House Speaker Paul Ryan has served in the U.S. House of Representatives since 1999. Prior to becoming speaker in October, 2015, Mr. Ryan served on the House Ways and Means Committee as well as on the House Budget Committee. With all of this experience, why didn't he have a health-care bill ready? Why didn't he have a budget bill?
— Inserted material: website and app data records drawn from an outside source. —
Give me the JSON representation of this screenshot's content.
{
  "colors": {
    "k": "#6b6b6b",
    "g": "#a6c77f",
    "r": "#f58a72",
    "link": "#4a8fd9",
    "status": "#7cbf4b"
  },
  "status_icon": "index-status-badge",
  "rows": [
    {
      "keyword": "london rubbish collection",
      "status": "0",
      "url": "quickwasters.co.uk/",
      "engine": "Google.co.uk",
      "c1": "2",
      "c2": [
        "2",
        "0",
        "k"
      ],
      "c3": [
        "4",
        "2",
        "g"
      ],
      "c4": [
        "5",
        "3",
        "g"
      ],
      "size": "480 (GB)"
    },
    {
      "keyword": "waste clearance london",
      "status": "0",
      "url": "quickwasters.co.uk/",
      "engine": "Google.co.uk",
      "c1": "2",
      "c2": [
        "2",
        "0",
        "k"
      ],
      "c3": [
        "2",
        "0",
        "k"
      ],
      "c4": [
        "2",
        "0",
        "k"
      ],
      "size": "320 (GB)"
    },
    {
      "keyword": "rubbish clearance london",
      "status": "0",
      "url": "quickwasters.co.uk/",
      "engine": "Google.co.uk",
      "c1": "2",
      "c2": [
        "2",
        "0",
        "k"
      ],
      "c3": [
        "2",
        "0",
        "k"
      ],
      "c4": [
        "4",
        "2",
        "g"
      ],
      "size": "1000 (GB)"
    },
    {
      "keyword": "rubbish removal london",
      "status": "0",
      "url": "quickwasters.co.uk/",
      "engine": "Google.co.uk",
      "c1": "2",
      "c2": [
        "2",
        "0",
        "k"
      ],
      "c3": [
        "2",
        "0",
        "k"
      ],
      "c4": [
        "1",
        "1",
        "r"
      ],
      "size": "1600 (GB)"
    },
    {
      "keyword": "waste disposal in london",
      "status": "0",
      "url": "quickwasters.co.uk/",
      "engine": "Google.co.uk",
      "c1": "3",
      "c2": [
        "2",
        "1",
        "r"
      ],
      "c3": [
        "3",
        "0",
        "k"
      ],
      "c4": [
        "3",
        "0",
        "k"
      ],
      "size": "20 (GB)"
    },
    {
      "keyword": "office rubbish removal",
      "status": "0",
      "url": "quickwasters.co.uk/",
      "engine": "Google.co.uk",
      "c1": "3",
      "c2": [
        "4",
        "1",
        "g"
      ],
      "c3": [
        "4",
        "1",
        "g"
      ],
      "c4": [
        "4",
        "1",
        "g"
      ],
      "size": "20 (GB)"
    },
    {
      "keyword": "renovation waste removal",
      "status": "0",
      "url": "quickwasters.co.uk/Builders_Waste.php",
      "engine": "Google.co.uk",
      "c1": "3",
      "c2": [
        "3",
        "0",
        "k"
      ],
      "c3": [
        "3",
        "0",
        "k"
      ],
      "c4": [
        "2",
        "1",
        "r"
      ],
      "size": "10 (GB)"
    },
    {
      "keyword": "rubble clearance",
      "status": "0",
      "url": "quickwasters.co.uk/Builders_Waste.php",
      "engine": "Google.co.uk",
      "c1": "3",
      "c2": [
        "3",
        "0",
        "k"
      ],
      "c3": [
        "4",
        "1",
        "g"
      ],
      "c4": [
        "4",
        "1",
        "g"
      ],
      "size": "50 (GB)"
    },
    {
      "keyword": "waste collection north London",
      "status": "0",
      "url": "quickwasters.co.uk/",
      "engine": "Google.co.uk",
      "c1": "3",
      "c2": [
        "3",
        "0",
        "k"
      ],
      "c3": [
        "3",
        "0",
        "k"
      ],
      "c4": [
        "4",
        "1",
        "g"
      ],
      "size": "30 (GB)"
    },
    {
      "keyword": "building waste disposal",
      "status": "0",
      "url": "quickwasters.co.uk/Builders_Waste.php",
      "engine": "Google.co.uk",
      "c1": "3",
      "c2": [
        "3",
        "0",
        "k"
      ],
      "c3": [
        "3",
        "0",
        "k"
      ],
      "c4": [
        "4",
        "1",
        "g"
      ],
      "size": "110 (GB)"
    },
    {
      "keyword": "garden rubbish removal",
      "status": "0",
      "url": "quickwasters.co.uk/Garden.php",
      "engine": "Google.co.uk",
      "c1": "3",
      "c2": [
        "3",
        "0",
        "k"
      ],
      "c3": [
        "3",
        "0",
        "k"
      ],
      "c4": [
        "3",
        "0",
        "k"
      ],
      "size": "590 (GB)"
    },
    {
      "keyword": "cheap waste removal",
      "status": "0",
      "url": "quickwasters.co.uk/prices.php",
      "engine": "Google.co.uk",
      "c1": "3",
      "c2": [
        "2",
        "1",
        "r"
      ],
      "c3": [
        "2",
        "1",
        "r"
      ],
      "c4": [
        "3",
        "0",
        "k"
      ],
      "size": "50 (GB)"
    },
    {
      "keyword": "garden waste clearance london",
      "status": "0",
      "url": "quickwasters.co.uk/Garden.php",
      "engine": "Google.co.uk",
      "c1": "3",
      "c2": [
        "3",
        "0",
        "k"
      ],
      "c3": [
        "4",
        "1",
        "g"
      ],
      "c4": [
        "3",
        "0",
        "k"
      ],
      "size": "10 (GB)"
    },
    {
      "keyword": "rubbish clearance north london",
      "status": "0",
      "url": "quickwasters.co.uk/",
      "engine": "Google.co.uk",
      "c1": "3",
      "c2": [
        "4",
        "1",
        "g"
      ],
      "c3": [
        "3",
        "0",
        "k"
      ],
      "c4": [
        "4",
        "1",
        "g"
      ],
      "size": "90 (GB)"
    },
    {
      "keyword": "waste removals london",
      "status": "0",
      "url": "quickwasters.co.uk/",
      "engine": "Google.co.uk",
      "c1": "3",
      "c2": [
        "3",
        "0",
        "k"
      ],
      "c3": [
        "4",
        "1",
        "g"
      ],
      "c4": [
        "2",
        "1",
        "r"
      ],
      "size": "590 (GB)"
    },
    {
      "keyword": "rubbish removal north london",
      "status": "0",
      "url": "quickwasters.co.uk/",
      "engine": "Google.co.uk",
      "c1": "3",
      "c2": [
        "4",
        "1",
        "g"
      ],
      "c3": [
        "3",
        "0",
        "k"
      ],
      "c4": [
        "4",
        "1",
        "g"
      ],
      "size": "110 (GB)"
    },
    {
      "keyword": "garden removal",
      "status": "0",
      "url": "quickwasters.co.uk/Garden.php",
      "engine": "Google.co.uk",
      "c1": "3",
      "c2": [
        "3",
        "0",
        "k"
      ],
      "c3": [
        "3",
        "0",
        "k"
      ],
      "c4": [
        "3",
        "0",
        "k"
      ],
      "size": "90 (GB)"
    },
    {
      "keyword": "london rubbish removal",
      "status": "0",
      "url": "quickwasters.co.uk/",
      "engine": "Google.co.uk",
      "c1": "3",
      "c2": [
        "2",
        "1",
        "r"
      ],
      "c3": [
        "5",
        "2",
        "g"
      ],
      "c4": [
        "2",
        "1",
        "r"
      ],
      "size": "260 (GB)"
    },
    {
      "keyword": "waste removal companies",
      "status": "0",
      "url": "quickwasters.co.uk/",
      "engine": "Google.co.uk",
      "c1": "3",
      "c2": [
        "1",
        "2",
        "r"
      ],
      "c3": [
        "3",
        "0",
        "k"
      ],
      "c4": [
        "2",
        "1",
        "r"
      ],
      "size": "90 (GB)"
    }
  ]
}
A tax-reform bill?

U.S. special representative for North Korea policy Joseph Yun, center, answers questions from reporters following meeting with Japanese and South Korean chief nuclear negotiators to talk about North Korean issues at the Iikura Guesthouse in Tokyo Tuesday, April 25, 2017. North Korea marks the founding anniversary of its military on Tuesday, and South Korea and its allies are bracing for the possibility that it could conduct another nuclear test or launch an intercontinental ballistic missile for the first time.   U.S. envoy Yun says he and his counterparts from Japan and South Korea agreed to coordinate "all actions" on North Korea. (Toru Yamanaka/Pool Photo via AP)

Getting serious about North Korea

President Trump has called the entire U.S. Senate to the White House Wednesday for a rare top-level briefing on what's going on with "the crazy fat kid" in North Korea. The president will have all hands on deck and he expects 100 senators to be there. They'll be greeted by Secretary of State Rex Tillerson, Defense Secretary James Mattis, Director of National Intelligence Dan Coats and Gen. Joseph Dunford, the chairman of the Joint Chiefs of Staff.

President Trump has arguably done more than his predecessors to get the border wall along the U.S. frontier with Mexico finally realized. Despite congressional promises, little construction progress has yet been made. (ASSOCIATED PRESS)

A barrier to the wall

The U.S. government just dodged a headlong run into a wall. Democrats threatened to vote against an interim budget deal if President Trump includes a down payment on a wall on the southern border. It's a mark of the lengths politicians of the liberal persuasion will go to destroy the Trump presidency. National security is held hostage in a high-stakes game of chicken.

Former President Barack Obama pauses as he hosts a conversation on civic engagement and community organizing, Monday, April 24, 2017, at the University of Chicago in Chicago. It's the former president's first public event of his post-presidential life in the place where he started his political career. (AP Photo/Charles Rex Arbogast)

Obama to net $400,000 in 'fat cat' speech

- The Washington Times

Well, well, well. Guess Barack Obama, who spent much of his eight years in the White House pointing critical fingers at Wall Street and Big Business, isn't as adverse to the buck as he lets on. The ex-prez is about to earn $400,000 to deliver a speech at a Wall Street conference being run by Cantor Fitzgerald LP -- the same type of people Obama used to blast as "fat cats."

Chicago Mayor Rahm Emanuel speaks during a press conference where sanctuary cities, which don't arrest or detain immigrants living in the U.S. illegally, and Chicago violence, two issues raised by President Donald Trump, were discussed on Wednesday, Jan. 25, 2017, in Chicago. (AP Photo/Matt Marton) ** FILE **

Chicago's Rahm Emanuel pushing more gun control

- The Washington Times

Yes, this is probably the way to go -- when criminals holding illegally owned firearms shoot and kill and pour blood into the city streets, the way to make the community safer is to rip guns out of the hands of legal and permitted owners. That sounds about right. You go, Chicago.